{[ promptMessage ]}

Bookmark it

{[ promptMessage ]}

lecture21

# lecture21 - Advanced Computer Graphics Computer Animation...

This preview shows pages 1–10. Sign up to view the full content.

This preview has intentionally blurred sections. Sign up to view the full version.

View Full Document

This preview has intentionally blurred sections. Sign up to view the full version.

View Full Document

This preview has intentionally blurred sections. Sign up to view the full version.

View Full Document

This preview has intentionally blurred sections. Sign up to view the full version.

View Full Document

This preview has intentionally blurred sections. Sign up to view the full version.

View Full Document
This is the end of the preview. Sign up to access the rest of the document.

Unformatted text preview: Advanced Computer Graphics Computer Animation Implicit Surfaces Professor Brogan Many slides from Brian Wyvill’s online materials at U. Calgary Papers for Tuesday • Spacetime Constraints, Witkin and Kass – Siggraph • Deep-water Animation and Rendering – Gamasutra.com, Sept 26, 2001 Implicit Surfaces • Surfaces defined by points that satisfy – f(P) = 0 Implicit Function • Example, a circle – Parametric • x=r cos( α ) • y=r sin( α ) – Implicit • x 2 + y 2 + r 2 = 0 Implicit Surface Modeling • Useful for modeling natural and smooth/organic synthetic phenomena – Living forms, liquids, clouds • Each primitive is represented by a skeletal element which contributes in defining a scalar field – Every point in space is assigned a scalar value equal to shortest distance to a skeletal element Implicit Surface Modeling • Simplest skeletal element is a point • A (distance) contour of that point defines the (surface of the) model • Ex: two points approach and their contours blend Combining Skeletal Primitives Blending Skeletal Elements • Define a simple surface as: – A central point, C – A radius of influence, R – A density function, f() – A threshold value, T • All points, P, for which dist (P, C) < R • Implicit surface = f (dist(P, C)) – T = 0 Blending Skeletal Elements • Example: metaballs – f(dist) = – Surface drawn where f(dist) – T = 0 Surface drawn at this radius Value of T Blending Skeletal Elements • Example: two metaballs • Surface drawn where: – f(dist 1 ) + f(dist 2 ) – T = 0 Do we draw surface here?...
View Full Document

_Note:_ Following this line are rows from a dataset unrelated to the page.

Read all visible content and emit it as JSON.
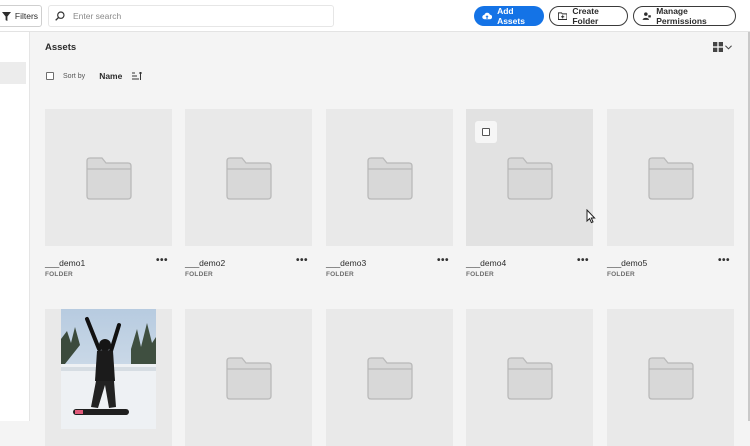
{
  "toolbar": {
    "filters_label": "Filters",
    "search_placeholder": "Enter search",
    "add_assets_label": "Add Assets",
    "create_folder_label": "Create Folder",
    "manage_permissions_label": "Manage Permissions"
  },
  "page": {
    "title": "Assets",
    "sort_by_label": "Sort by",
    "sort_field": "Name"
  },
  "icons": {
    "filter": "filter-icon",
    "search": "search-icon",
    "upload": "cloud-upload-icon",
    "folder_add": "folder-add-icon",
    "permissions": "user-permissions-icon",
    "grid": "grid-view-icon",
    "sort": "sort-ascending-icon",
    "folder": "folder-icon"
  },
  "colors": {
    "accent": "#1473e6",
    "folder_fill": "#d8d8d8",
    "thumb_bg": "#e9e9e9"
  },
  "assets": [
    {
      "name": "___demo1",
      "type": "FOLDER"
    },
    {
      "name": "___demo2",
      "type": "FOLDER"
    },
    {
      "name": "___demo3",
      "type": "FOLDER"
    },
    {
      "name": "___demo4",
      "type": "FOLDER"
    },
    {
      "name": "___demo5",
      "type": "FOLDER"
    },
    {
      "kind": "image"
    },
    {
      "kind": "folder"
    },
    {
      "kind": "folder"
    },
    {
      "kind": "folder"
    },
    {
      "kind": "folder"
    }
  ]
}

{[ snackBarMessage ]}

### Page1 / 35

lecture21 - Advanced Computer Graphics Computer Animation...

This preview shows document pages 1 - 10. Sign up to view the full document.

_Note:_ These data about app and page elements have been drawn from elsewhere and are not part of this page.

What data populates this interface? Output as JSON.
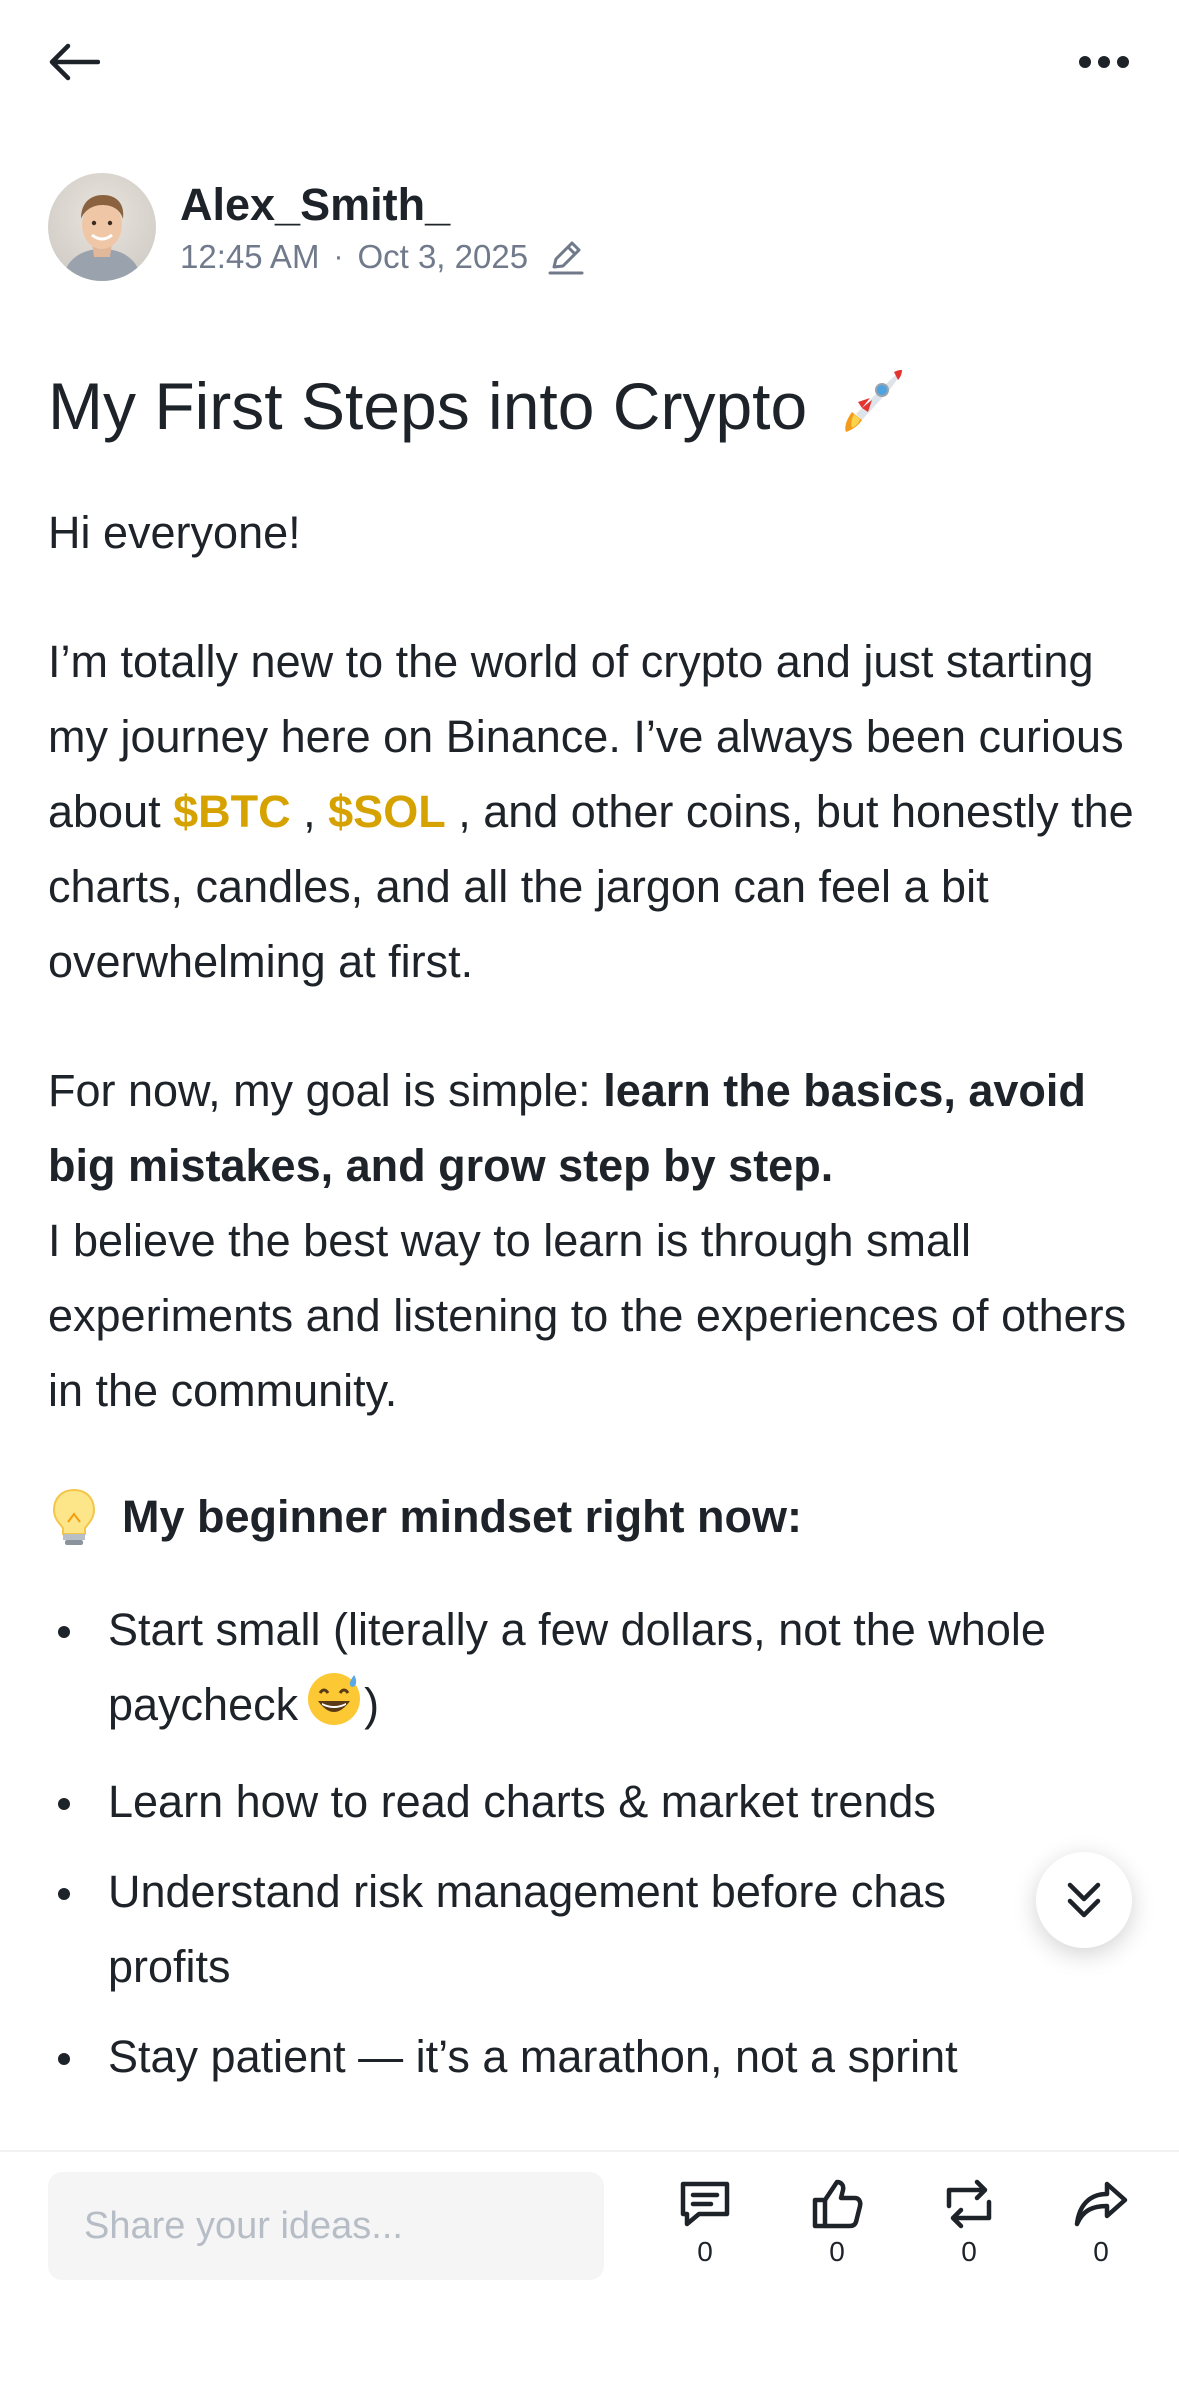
{
  "header": {
    "back_icon": "arrow-left-icon",
    "more_icon": "more-horizontal-icon"
  },
  "author": {
    "name": "Alex_Smith_",
    "time": "12:45 AM",
    "separator": "·",
    "date": "Oct 3, 2025",
    "edited_icon": "pencil-icon"
  },
  "post": {
    "title": "My First Steps into Crypto",
    "title_emoji": "rocket-icon",
    "greeting": "Hi everyone!",
    "intro_part1": "I’m totally new to the world of crypto and just starting my journey here on Binance. I’ve always been curious about ",
    "tag_btc": "$BTC",
    "comma": " , ",
    "tag_sol": "$SOL",
    "intro_part2": " , and other coins, but honestly the charts, candles, and all the jargon can feel a bit overwhelming at first.",
    "goal_prefix": "For now, my goal is simple: ",
    "goal_bold": "learn the basics, avoid big mistakes, and grow step by step.",
    "goal_rest": "I believe the best way to learn is through small experiments and listening to the experiences of others in the community.",
    "mindset_heading": "My beginner mindset right now:",
    "bullets": [
      "Start small (literally a few dollars, not the whole paycheck",
      "Learn how to read charts & market trends",
      "Understand risk management before chas",
      "Stay patient — it’s a marathon, not a sprint"
    ],
    "bullet1_suffix": ")",
    "bullet3_continued": "profits"
  },
  "bottom_bar": {
    "input_placeholder": "Share your ideas...",
    "comment_count": "0",
    "like_count": "0",
    "repost_count": "0",
    "share_count": "0"
  },
  "colors": {
    "cashtag": "#d6a200",
    "text": "#1e2329",
    "muted": "#707a8a"
  }
}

View Full Document
Ask a homework question - tutors are online